because we have increased the mortgage balance, plus there is
little to put down for a down payment on our new home.
• When we are old enough to retire, we often cannot because our
home is not paid off. We still have house payments to make
because we borrowed against it to "pay off" debt.
Borrowing to pay off debt does not decrease our debt, and often
we are worse off than we were before.
Money Mistake 6: Co-signing a loan. It's
great to help somebody get a loan, but it's critical to
understand the risks before doing so. There's a reason the
lender wants a cosigner: The lender isn't confident that the
primary borrower can repay in full and on-time. If a
professional lender isn't comfortable with the borrower, you'd
better have a good reason for taking the risk. Lenders have
access to data and extensive experience working with borrowers.
The co-signer promises to repay the other person's debt if, for
any reason, he does not. The liability assumed is for 100% of
the debt, thus, if $5000 is the total amount borrowed, the
co-signer is responsible for the entire $5000 if the other
Also, the co-signer's credit score can be affected if the
primary signer makes late payments or misses payments on the
loan. Presently, 75% of student loan co-signers end up making
payments on the student loan.
Money Mistake 7: Having no emergency savings. A
recent survey asked people if they could get $2000 for an
emergency. The results revealed that 55% of the respondents said
they could get the money within 30 days, but 92% of those people
said they would need to borrow the money from family, friends,
bank loans, or credit cards.
Another survey revealed that 28% of the 1000 people surveyed
have absolutely nothing in savings. In other words, many people
are simply not prepared for emergencies.
Money Mistake 8: Creating debt for tax benefits or to establish
Debt for Tax Benefits. It
is good to claim every deduction that you can on your taxes, but
it is often not good to spend money in order to get a tax
deduction. An example would be the deduction one is allowed to
take for interest paid on a mortgage loan. If I paid $10,000 of

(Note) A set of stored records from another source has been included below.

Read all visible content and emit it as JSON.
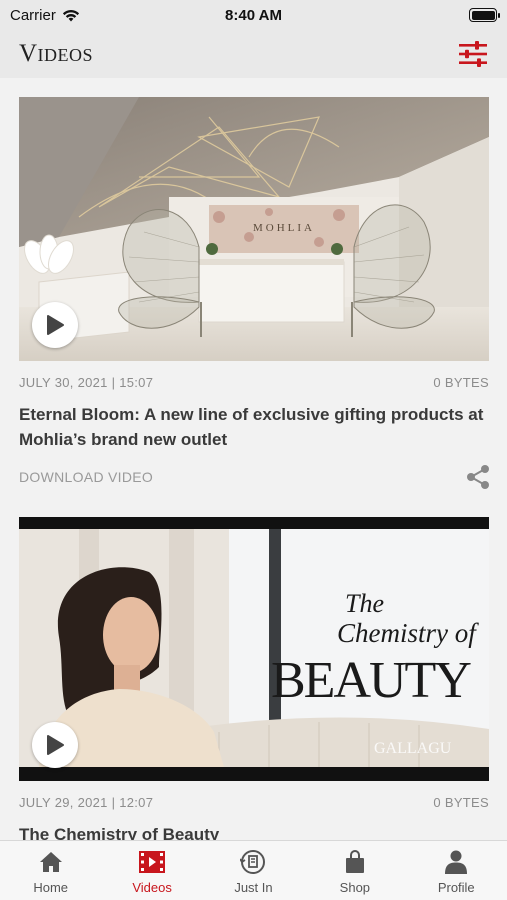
{
  "status_bar": {
    "carrier": "Carrier",
    "time": "8:40 AM"
  },
  "header": {
    "title": "Videos"
  },
  "videos": [
    {
      "date": "JULY 30, 2021 | 15:07",
      "size": "0 BYTES",
      "title": "Eternal Bloom: A new line of exclusive gifting products at Mohlia’s brand new outlet",
      "download_label": "DOWNLOAD VIDEO",
      "thumb_text": "MOHLIA"
    },
    {
      "date": "JULY 29, 2021 | 12:07",
      "size": "0 BYTES",
      "title": "The Chemistry of Beauty",
      "thumb_text_1": "The",
      "thumb_text_2": "Chemistry of",
      "thumb_text_3": "BEAUTY",
      "thumb_text_4": "GALLAGU"
    }
  ],
  "tabs": [
    {
      "label": "Home",
      "icon": "home-icon"
    },
    {
      "label": "Videos",
      "icon": "video-icon",
      "active": true
    },
    {
      "label": "Just In",
      "icon": "just-in-icon"
    },
    {
      "label": "Shop",
      "icon": "shopping-bag-icon"
    },
    {
      "label": "Profile",
      "icon": "profile-icon"
    }
  ],
  "colors": {
    "accent": "#c8161d",
    "background": "#f2f2f2",
    "header": "#e9e9e9"
  }
}
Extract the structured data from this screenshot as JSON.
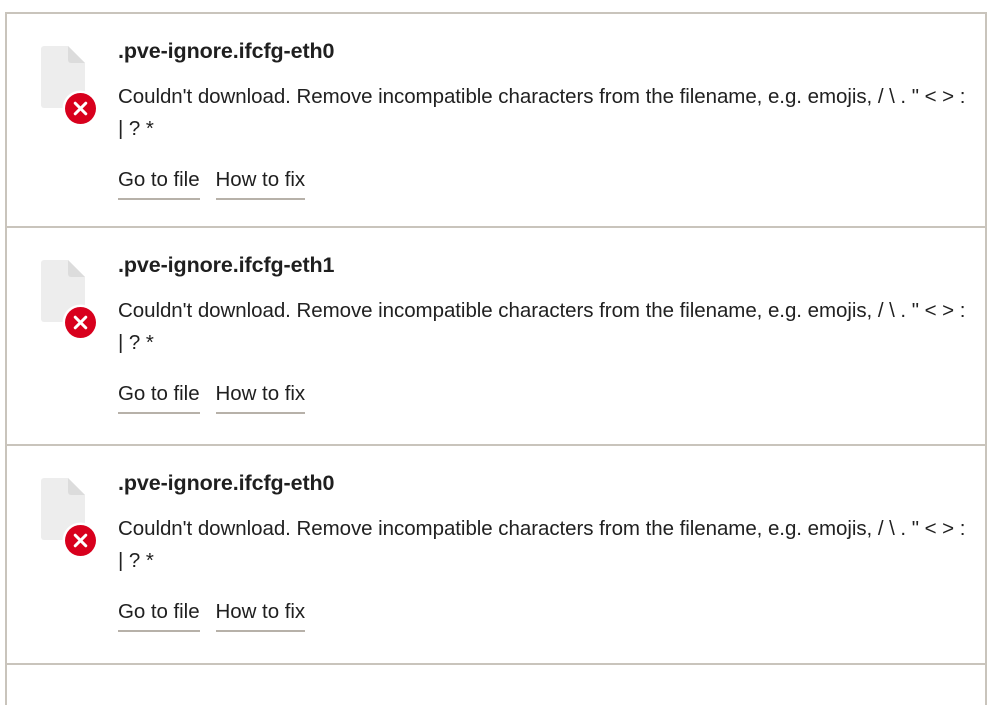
{
  "window": {
    "background_color": "#ffffff",
    "border_color": "#c9c4bc",
    "accent_error_color": "#d8001d",
    "text_color": "#1f1f1f",
    "link_underline_color": "#b7b1a9"
  },
  "error_list": {
    "rows": [
      {
        "icon": "file-document-icon",
        "status_icon": "error-x-badge-icon",
        "file_name": ".pve-ignore.ifcfg-eth0",
        "message_line_1": "Couldn't download. Remove incompatible characters from the filename, e.g.",
        "message_line_2": "emojis, / \\ . \" < > : | ? *",
        "actions": [
          {
            "label": "Go to file",
            "name": "go-to-file-link"
          },
          {
            "label": "How to fix",
            "name": "how-to-fix-link"
          }
        ]
      },
      {
        "icon": "file-document-icon",
        "status_icon": "error-x-badge-icon",
        "file_name": ".pve-ignore.ifcfg-eth1",
        "message_line_1": "Couldn't download. Remove incompatible characters from the filename, e.g.",
        "message_line_2": "emojis, / \\ . \" < > : | ? *",
        "actions": [
          {
            "label": "Go to file",
            "name": "go-to-file-link"
          },
          {
            "label": "How to fix",
            "name": "how-to-fix-link"
          }
        ]
      },
      {
        "icon": "file-document-icon",
        "status_icon": "error-x-badge-icon",
        "file_name": ".pve-ignore.ifcfg-eth0",
        "message_line_1": "Couldn't download. Remove incompatible characters from the filename, e.g.",
        "message_line_2": "emojis, / \\ . \" < > : | ? *",
        "actions": [
          {
            "label": "Go to file",
            "name": "go-to-file-link"
          },
          {
            "label": "How to fix",
            "name": "how-to-fix-link"
          }
        ]
      }
    ]
  }
}
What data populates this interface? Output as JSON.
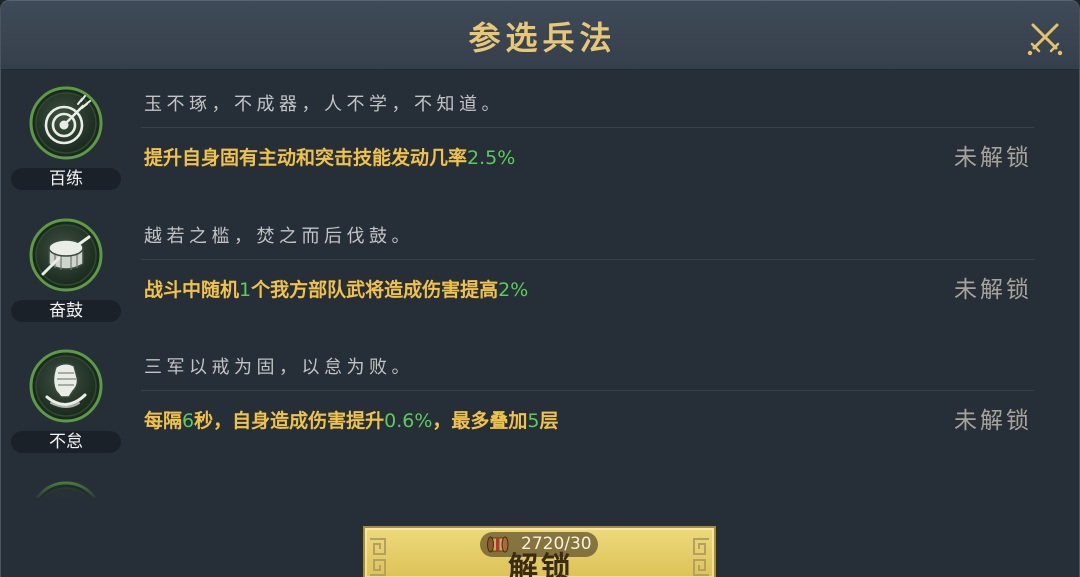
{
  "dialog": {
    "title": "参选兵法",
    "close_icon": "crossed-swords-close-icon"
  },
  "tactics": [
    {
      "name": "百练",
      "icon": "target-arrow-icon",
      "quote": "玉不琢，不成器，人不学，不知道。",
      "description": [
        {
          "text": "提升自身固有主动和突击技能发动几率",
          "highlight": false
        },
        {
          "text": "2.5%",
          "highlight": true
        }
      ],
      "status": "未解锁"
    },
    {
      "name": "奋鼓",
      "icon": "war-drum-icon",
      "quote": "越若之槛，焚之而后伐鼓。",
      "description": [
        {
          "text": "战斗中随机",
          "highlight": false
        },
        {
          "text": "1",
          "highlight": true
        },
        {
          "text": "个我方部队武将造成伤害提高",
          "highlight": false
        },
        {
          "text": "2%",
          "highlight": true
        }
      ],
      "status": "未解锁"
    },
    {
      "name": "不怠",
      "icon": "fist-swirl-icon",
      "quote": "三军以戒为固，以怠为败。",
      "description": [
        {
          "text": "每隔",
          "highlight": false
        },
        {
          "text": "6",
          "highlight": true
        },
        {
          "text": "秒，自身造成伤害提升",
          "highlight": false
        },
        {
          "text": "0.6%",
          "highlight": true
        },
        {
          "text": "，最多叠加",
          "highlight": false
        },
        {
          "text": "5",
          "highlight": true
        },
        {
          "text": "层",
          "highlight": false
        }
      ],
      "status": "未解锁"
    }
  ],
  "unlock_button": {
    "cost_icon": "scroll-icon",
    "cost": "2720/30",
    "label": "解锁"
  },
  "colors": {
    "title_gold": "#e8c878",
    "description_yellow": "#f0c24a",
    "value_green": "#5ccb5c",
    "status_gray": "#a7a39b",
    "icon_ring_green": "#5c9a45",
    "button_yellow": "#e6cd67"
  }
}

interest and was in a 25% tax bracket, I would receive a tax
deduction of $2500. If I absolutely had to pay the interest, I
would surely deduct it. But if I had the choice of paying my

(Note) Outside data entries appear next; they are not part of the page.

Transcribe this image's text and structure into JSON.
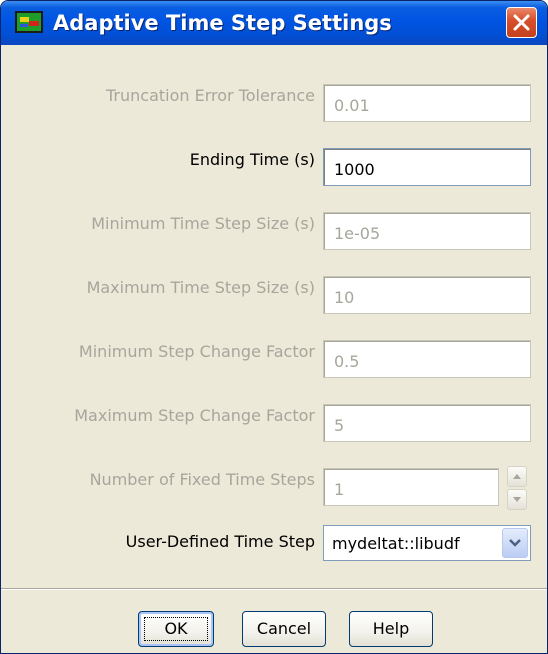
{
  "window": {
    "title": "Adaptive Time Step Settings"
  },
  "fields": [
    {
      "label": "Truncation Error Tolerance",
      "value": "0.01",
      "enabled": false
    },
    {
      "label": "Ending Time (s)",
      "value": "1000",
      "enabled": true
    },
    {
      "label": "Minimum Time Step Size (s)",
      "value": "1e-05",
      "enabled": false
    },
    {
      "label": "Maximum Time Step Size (s)",
      "value": "10",
      "enabled": false
    },
    {
      "label": "Minimum Step Change Factor",
      "value": "0.5",
      "enabled": false
    },
    {
      "label": "Maximum Step Change Factor",
      "value": "5",
      "enabled": false
    },
    {
      "label": "Number of Fixed Time Steps",
      "value": "1",
      "enabled": false
    }
  ],
  "udf": {
    "label": "User-Defined Time Step",
    "selected": "mydeltat::libudf"
  },
  "buttons": {
    "ok": "OK",
    "cancel": "Cancel",
    "help": "Help"
  },
  "icons": {
    "app": "fluent-app-icon",
    "close": "close-icon",
    "spin_up": "spin-up-icon",
    "spin_down": "spin-down-icon",
    "combo_arrow": "chevron-down-icon"
  },
  "colors": {
    "titlebar": "#0054e3",
    "dialog_bg": "#ece9d8",
    "disabled_text": "#a7a69c",
    "close_button": "#d9512c"
  }
}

home off and having no interest to pay, that would be my choice
by far. I would far rather have the $10,000 non-spent money in
my hand than receive a $2500 tax deduction. I may pay more tax,
but on the other hand, if I gave monies to charities, I would
receive the same deduction. Remember, you often have to spend
your money to receive tax deductions. If you are not careful,
you can "tax deductible yourself into the poor house."
Debt for Establishing Credit. One
of my clients followed the advice of her financial counselor and
bought a house in order to build up her credit score! In order
to establish credit, you simply need to pay your bills on time.
You do not need to maintain debt to do this. You can establish
your credit just as well by paying your credit card balance in
full each month.
Money Mistake 9: Thinking that good credit is the most important
thing in life. Good
credit is important, but it is not the most important thing in
life. The main benefit of having good credit is being able to go
into debt with good terms. But what if we decide we are not
going to go any further into debt and work out a plan to get out
of debt and stay out of debt? Then the benefits of good credit
are not nearly as important to us.
To me, the benefits of living debt free are much more important
than the benefits of having good credit. It is true that most
people who live debt free also have good credit, but it was not
their good credit that allowed them to become debt free. It was
their living within their means and discontinuing the use of
credit to create any further debt.
Please do not misunderstand. I am certainly not advocating that
one should have bad credit. I am simply stating that getting out
of debt and staying out of debt is much more important than
having good credit.
Conclusion: The wise person learns from the mistakes of others,
especially money mistakes. Doing so enables us to learn the
valuable lessons from "the school of hard knocks" without having
been a student.
© Jim Garnett, The Debt Doctor
AskMrG Consulting, LLC
2216 SW 35th Street
Ankeny, IA 50023